Yes, and the dates you interview vary depending on your clinical site. The school has to communicate with the clinical affiliates to come up with a date and time, so it will be different depending on where all you applied. I'm pretty sure they interview ALL applicants who meet the requirements. Technically, there is no reason to worry until after your interview.
Go-GetterRN replied to Go-GetterRN's topic in SRNA
The program's graduates have had good pass rates on the certification exam, and they have had low attrition rates. I don't really know what else to look at as far as getting re-accredited is concerned.
My main question is, would the program continue if they did NOT get re-accredited? And, would students be eligible to take the certification test after graduating?

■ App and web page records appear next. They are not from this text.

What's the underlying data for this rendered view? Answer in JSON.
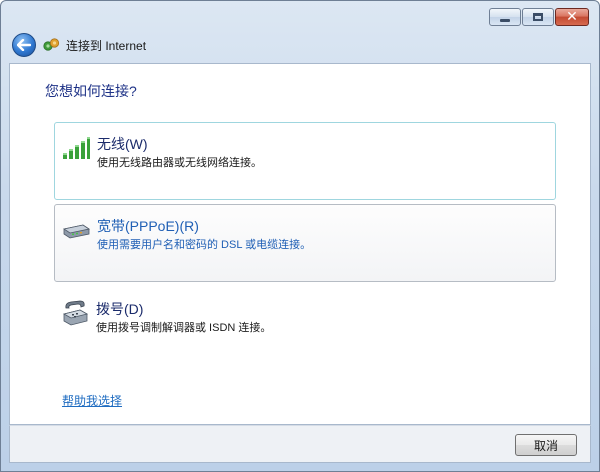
{
  "window": {
    "title": "连接到 Internet",
    "caption_buttons": [
      "minimize",
      "maximize",
      "close"
    ],
    "close_glyph": "✕"
  },
  "header": {
    "back_icon": "back-arrow-icon",
    "app_icon": "network-connection-icon"
  },
  "main": {
    "heading": "您想如何连接?",
    "options": [
      {
        "title": "无线(W)",
        "description": "使用无线路由器或无线网络连接。",
        "icon": "wireless-signal-icon",
        "state": "focused"
      },
      {
        "title": "宽带(PPPoE)(R)",
        "description": "使用需要用户名和密码的 DSL 或电缆连接。",
        "icon": "broadband-modem-icon",
        "state": "hover"
      },
      {
        "title": "拨号(D)",
        "description": "使用拨号调制解调器或 ISDN 连接。",
        "icon": "dialup-phone-icon",
        "state": "normal"
      }
    ],
    "help_link": "帮助我选择"
  },
  "footer": {
    "cancel_label": "取消"
  },
  "colors": {
    "heading": "#1e3287",
    "link": "#1f6cc1",
    "focus_border": "#9fd6df",
    "close_red": "#c34a32"
  }
}
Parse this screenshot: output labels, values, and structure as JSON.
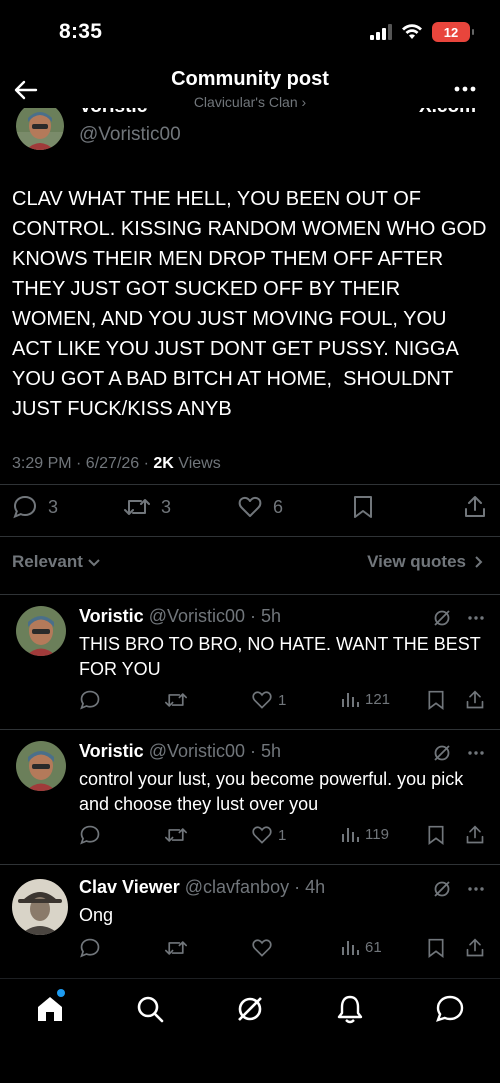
{
  "status_bar": {
    "time": "8:35",
    "battery": "12"
  },
  "nav": {
    "title": "Community post",
    "subtitle": "Clavicular's Clan ›"
  },
  "post": {
    "cut_name": "Voristic",
    "cut_right": "X.com",
    "handle": "@Voristic00",
    "text": "CLAV WHAT THE HELL, YOU BEEN OUT OF CONTROL. KISSING RANDOM WOMEN WHO GOD KNOWS THEIR MEN DROP THEM OFF AFTER THEY JUST GOT SUCKED OFF BY THEIR WOMEN, AND YOU JUST MOVING FOUL, YOU ACT LIKE YOU JUST DONT GET PUSSY. NIGGA YOU GOT A BAD BITCH AT HOME,  SHOULDNT JUST FUCK/KISS ANYB",
    "time_date": "3:29 PM · 6/27/26 · ",
    "views_count": "2K",
    "views_label": " Views",
    "replies": "3",
    "reposts": "3",
    "likes": "6"
  },
  "sort": {
    "relevant": "Relevant",
    "view_quotes": "View quotes"
  },
  "replies": [
    {
      "name": "Voristic",
      "handle": "@Voristic00 · 5h",
      "text": "THIS BRO TO BRO, NO HATE. WANT THE BEST FOR YOU",
      "likes": "1",
      "views": "121"
    },
    {
      "name": "Voristic",
      "handle": "@Voristic00 · 5h",
      "text": "control your lust, you become powerful. you pick and choose they lust over you",
      "likes": "1",
      "views": "119"
    },
    {
      "name": "Clav Viewer",
      "handle": "@clavfanboy · 4h",
      "text": "Ong",
      "likes": "",
      "views": "61"
    }
  ],
  "colors": {
    "background": "#000000",
    "text": "#e7e9ea",
    "muted": "#71767b",
    "accent": "#1d9bf0",
    "battery": "#e8453c"
  },
  "icons": [
    "back-arrow-icon",
    "more-icon",
    "reply-icon",
    "repost-icon",
    "like-icon",
    "bookmark-icon",
    "share-icon",
    "grok-icon",
    "views-icon",
    "home-icon",
    "search-icon",
    "bell-icon",
    "messages-icon"
  ]
}
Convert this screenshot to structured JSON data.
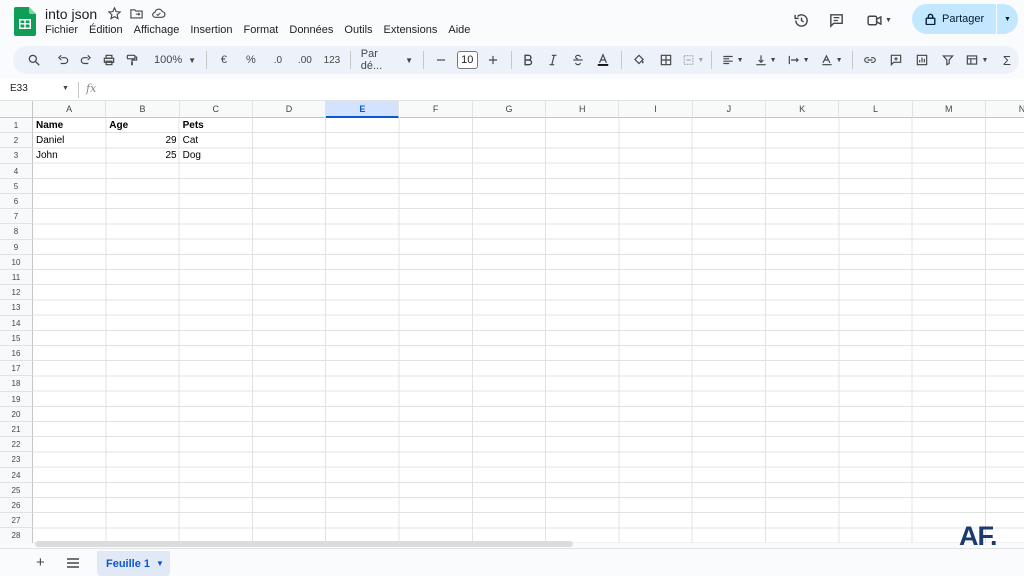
{
  "document": {
    "title": "into json"
  },
  "menu": [
    "Fichier",
    "Édition",
    "Affichage",
    "Insertion",
    "Format",
    "Données",
    "Outils",
    "Extensions",
    "Aide"
  ],
  "share": {
    "label": "Partager"
  },
  "toolbar": {
    "zoom": "100%",
    "currency": "€",
    "percent": "%",
    "dec_minus": ".0",
    "dec_plus": ".00",
    "number_format": "123",
    "font": "Par dé...",
    "font_size": "10",
    "sigma": "Σ"
  },
  "formula_bar": {
    "cell_ref": "E33",
    "fx": "fx",
    "value": ""
  },
  "grid": {
    "columns": [
      "A",
      "B",
      "C",
      "D",
      "E",
      "F",
      "G",
      "H",
      "I",
      "J",
      "K",
      "L",
      "M",
      "N"
    ],
    "selected_column": "E",
    "row_count": 28,
    "rows": [
      [
        "Name",
        "Age",
        "Pets"
      ],
      [
        "Daniel",
        "29",
        "Cat"
      ],
      [
        "John",
        "25",
        "Dog"
      ]
    ]
  },
  "sheets": {
    "active": "Feuille 1"
  },
  "watermark": "AF.",
  "colors": {
    "accent": "#0b57d0",
    "share_bg": "#c2e7ff",
    "toolbar_bg": "#edf2fa",
    "logo": "#0f9d58"
  }
}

One of the CRNA progams I applied to is up for re-accreditation on the first year I would be in the program. I need some advice. Is it risky to attend a program that is due for re-accreditation? If I get in, and they do not get re-accredited, would I be out of luck until I can apply somewhere else in a year? Or would they carry on with classes while they work on getting accredited again? I would hate to choose to attend this program over other ones I applied to, then it not get re-accredited.
Any CRNAs or SRNAs please feel free to let me know what you would do.
Most programs want you to have a bachelors in nursing to apply. Others would let you apply with your current bachelors degree as long as you meet all the other requirements. Look where you want to apply and get what they want. Either way, you're looking at 2-4 years before you can apply since you need to get a nursing degree and work in ICU for a year.
Go-GetterRN replied to BecomingNursey's topic in SRNA
I cant imagine they would care where you complete your BSN. Science classes, pharmacology, etc are the classes they really care about. I agree that if it was between you and another candidate that were totally equal, then they MIGHT compare where you got your BSN at. I bet they would more likely compare your science grades and where you took those at first though.
Save money and look into other ways to make your application look better.